Monday, September 2, 2019

Breaking the Assumption of Review to Accept

It was one of the European Testing Conference calls, and I forgot to ask at the end of the call if they'd trust me to summarize the call in a tweet. I remembered I forgot only an hour later, and they were no longer around. I send a message asking for the trust, and the response taught me something of relevance I had had hard time communication before. The response asked me to run the message through them.

I felt deflated. I no longer wanted to write that tweet. I felt they did not trust me. I felt they wanted control over my tweets.

I sat on the response for some hours, thinking I would let it pass without tweeting, without saying anything. But eventually I responded and expressed how I felt.

"I do really bad with reviews (for acceptance), they suffocate my ability to do things. I do "you can ask me to delete" style of reviews." - I told them. 

"It's a tweet. Go ahead" and "I'm sure you'd look out for me" was just the response I needed.

They did not ask me to delete my tweet. I would have if they asked me to. The risk of me doing something irreversible was very low. There was no particular reason why the review needed to happen before the material was published as it could happen after. I would carry the risk of apologizing in public, explaining in public and reaching out to people with the odd chance that this time I failed at doing something I did routinely.

The tweet was something that made a pattern of how I prefer working very visible.

I build skills and competencies in me & people around me to do things without acceptance.
I expect things are discussed in preparation, not reviewed as final step.
I trust the doer to pull help when help is needed.

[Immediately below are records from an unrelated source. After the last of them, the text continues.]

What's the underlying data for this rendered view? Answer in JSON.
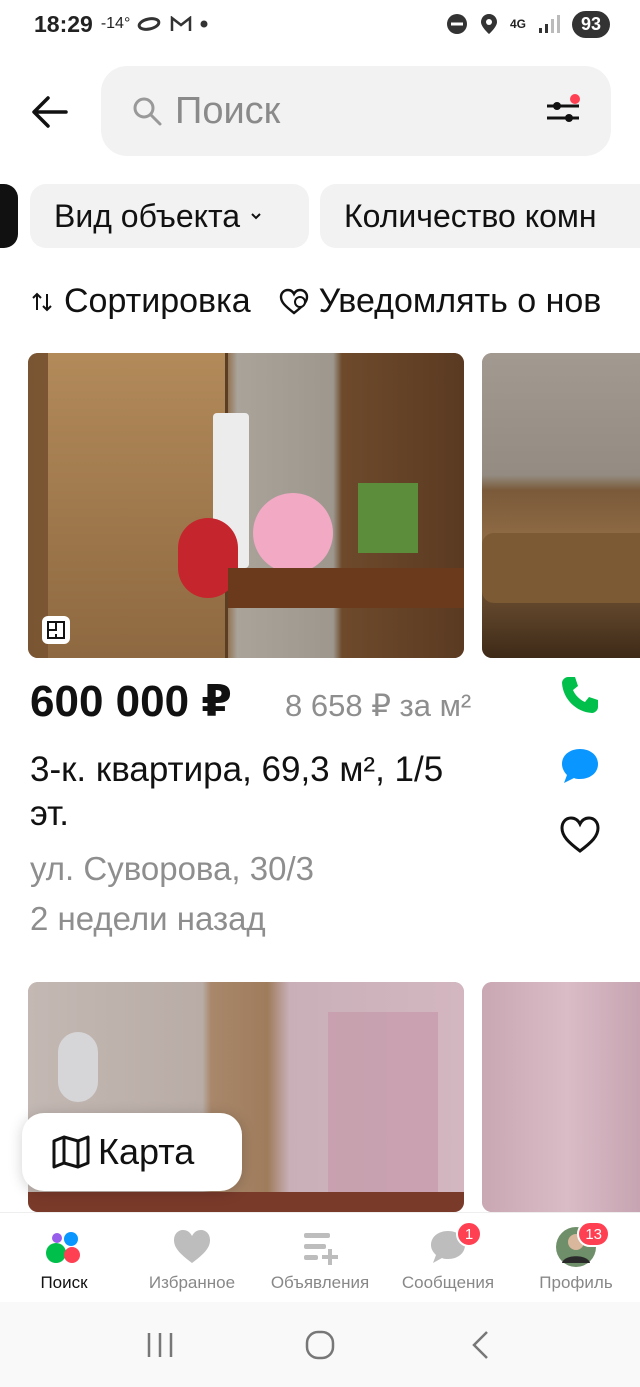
{
  "status_bar": {
    "time": "18:29",
    "temp": "-14°",
    "battery": "93",
    "network": "4G"
  },
  "search": {
    "placeholder": "Поиск"
  },
  "filters": {
    "chips": [
      "Вид объекта",
      "Количество комн"
    ]
  },
  "sort_row": {
    "sort_label": "Сортировка",
    "notify_label": "Уведомлять о нов"
  },
  "listing": {
    "price": "600 000 ₽",
    "price_per_m2": "8 658 ₽ за м²",
    "title": "3-к. квартира, 69,3 м², 1/5 эт.",
    "address": "ул. Суворова, 30/3",
    "date": "2 недели назад"
  },
  "map_button": {
    "label": "Карта"
  },
  "bottom_nav": {
    "items": [
      {
        "label": "Поиск",
        "icon": "search-tab-icon"
      },
      {
        "label": "Избранное",
        "icon": "heart-icon"
      },
      {
        "label": "Объявления",
        "icon": "listings-add-icon"
      },
      {
        "label": "Сообщения",
        "icon": "chat-icon",
        "badge": "1"
      },
      {
        "label": "Профиль",
        "icon": "avatar",
        "badge": "13"
      }
    ]
  },
  "colors": {
    "accent_green": "#00c04b",
    "accent_blue": "#0a96ff",
    "badge_red": "#ff4053"
  }
}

I was writing release notes for millions of users, all by myself. As we added another product, the product people wanted a review before publishing. I asked them to publish their own release notes.What we were already publishing routinely had all the info they needed. They just needed to add the review and republish. Waiting for that step did not make sense to me.

I welcome feedback on mistakes, to grow the skill. I kick out the testing-fashioned acceptance review, unless I see it is founded on actual risk.

I don't let people do this to me, and I don't do this to people. I've given up on being the guardian of quality and become the facilitator of quality. The work happens before and while, not after. And there's always the next cycle to act on feedback on mistakes.